“Father, do not provoke your children to anger, but bring them up in the discipline and instruction of the Lord.” (ESV – Read the chapter)
As a father of three boys, this verse has always struck me with a particularly strong force. The first part of this little section important, to be sure. My children should obey me because that is right and life will go better for them if they do. But, am I being the kind of father who invites obedience?
Have you ever been in a situation where you were under a leader who invited obedience? It was a leader who so inspired and motivated the people under his authority that they were willing to do whatever he said because they had such trust in him. It seems there are two ways for leaders (parents) to see that their followers (children) obey them. They can either invite obedience from them, or they can terrify it out of them. Both get the job done, but the former does so while building up a relationship that will last long beyond the point that obedience is no longer necessary or even right.
That’s what I think Paul is calling parents, but specifically fathers to do here. The kids should obey you, yes. But, if they do so more out of fear than out of trust and love, you’re not doing it right. Now, sometimes kids are strong-willed or are sufficiently motivated against whatever you’ve asked them to do that it becomes necessary to outline what will be the consequences of disobedience as an addendum to the original instructions, but if this is the only tool in our toolbox, we need to go to the hardware store.
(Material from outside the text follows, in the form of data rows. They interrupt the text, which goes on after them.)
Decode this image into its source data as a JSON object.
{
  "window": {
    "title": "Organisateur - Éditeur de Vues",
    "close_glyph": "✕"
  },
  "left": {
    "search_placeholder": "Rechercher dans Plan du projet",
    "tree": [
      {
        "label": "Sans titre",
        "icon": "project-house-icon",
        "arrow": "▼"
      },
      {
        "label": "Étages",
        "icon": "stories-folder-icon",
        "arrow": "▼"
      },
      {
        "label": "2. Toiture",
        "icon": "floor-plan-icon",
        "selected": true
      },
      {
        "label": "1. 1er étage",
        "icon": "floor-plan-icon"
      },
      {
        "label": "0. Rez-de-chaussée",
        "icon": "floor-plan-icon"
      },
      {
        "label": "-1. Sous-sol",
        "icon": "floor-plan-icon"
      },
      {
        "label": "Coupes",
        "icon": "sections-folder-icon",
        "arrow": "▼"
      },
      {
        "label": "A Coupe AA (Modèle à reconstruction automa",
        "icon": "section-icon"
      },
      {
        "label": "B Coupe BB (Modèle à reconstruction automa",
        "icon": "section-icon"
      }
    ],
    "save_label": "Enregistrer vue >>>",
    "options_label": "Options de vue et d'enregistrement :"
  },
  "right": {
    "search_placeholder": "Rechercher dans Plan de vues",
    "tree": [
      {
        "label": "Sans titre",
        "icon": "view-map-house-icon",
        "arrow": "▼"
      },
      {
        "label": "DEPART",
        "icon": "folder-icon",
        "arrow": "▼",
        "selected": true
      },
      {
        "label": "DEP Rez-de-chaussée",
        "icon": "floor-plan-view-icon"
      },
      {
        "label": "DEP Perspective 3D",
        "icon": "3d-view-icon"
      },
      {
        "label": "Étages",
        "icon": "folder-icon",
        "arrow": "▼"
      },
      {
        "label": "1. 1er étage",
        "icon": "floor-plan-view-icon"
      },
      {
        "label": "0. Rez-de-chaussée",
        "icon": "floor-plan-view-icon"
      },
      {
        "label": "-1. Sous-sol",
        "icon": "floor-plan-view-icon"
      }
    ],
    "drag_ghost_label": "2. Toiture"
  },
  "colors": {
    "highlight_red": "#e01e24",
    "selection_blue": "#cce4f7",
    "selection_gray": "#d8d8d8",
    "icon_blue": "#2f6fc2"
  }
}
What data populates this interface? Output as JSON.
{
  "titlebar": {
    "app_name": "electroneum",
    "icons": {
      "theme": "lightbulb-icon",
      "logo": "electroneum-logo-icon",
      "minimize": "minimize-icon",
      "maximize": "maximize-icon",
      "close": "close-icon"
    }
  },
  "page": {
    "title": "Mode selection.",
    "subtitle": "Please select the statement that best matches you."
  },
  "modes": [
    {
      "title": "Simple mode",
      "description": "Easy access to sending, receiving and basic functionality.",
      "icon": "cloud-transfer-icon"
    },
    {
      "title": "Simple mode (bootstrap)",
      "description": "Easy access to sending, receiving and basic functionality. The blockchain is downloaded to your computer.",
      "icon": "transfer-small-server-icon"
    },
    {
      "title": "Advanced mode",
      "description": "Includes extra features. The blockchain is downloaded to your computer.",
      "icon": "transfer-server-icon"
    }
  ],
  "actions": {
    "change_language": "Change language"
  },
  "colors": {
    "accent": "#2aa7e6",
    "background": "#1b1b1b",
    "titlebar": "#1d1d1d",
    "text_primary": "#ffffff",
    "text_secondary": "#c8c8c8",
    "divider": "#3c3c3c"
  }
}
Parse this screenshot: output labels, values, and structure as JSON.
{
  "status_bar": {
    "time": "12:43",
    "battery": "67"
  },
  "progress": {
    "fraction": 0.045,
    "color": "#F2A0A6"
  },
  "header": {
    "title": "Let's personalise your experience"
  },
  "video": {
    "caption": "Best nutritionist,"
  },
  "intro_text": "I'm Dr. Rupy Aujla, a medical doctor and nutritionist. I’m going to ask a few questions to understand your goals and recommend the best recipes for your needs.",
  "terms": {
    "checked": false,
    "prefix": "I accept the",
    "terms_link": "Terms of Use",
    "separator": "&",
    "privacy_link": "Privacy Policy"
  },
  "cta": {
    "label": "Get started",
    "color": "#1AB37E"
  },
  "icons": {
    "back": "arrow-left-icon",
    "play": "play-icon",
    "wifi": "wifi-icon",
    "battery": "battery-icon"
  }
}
As a dad (and as a mom too), ask yourself questions like these on occasion (and then stick around long enough to answer them): Am I the kind of parent who invites obedience or the kind who has to coerce it? How much time am I giving to parenting interactions versus relationship-building interactions with my kids? What can I do to intentionally tip the balance in favor of the latter? Am I disciplining after the pattern of the Lord, or the state? For example: Is the discipline aimed at building up the relationship, or merely punishing the offense? Is my goal to be just and loving or complete when I put in place consequences? Are my punishments properly reflective of the offenses or a reflection of my own anger and frustration? Am I showing them the right way both through my personal example and my words, or holding them to a standard they know I don’t often meet? Let us make sure the empowering, sacrificial love, and servant leadership of Jesus is our model for being parents, not whatever else the world offers instead.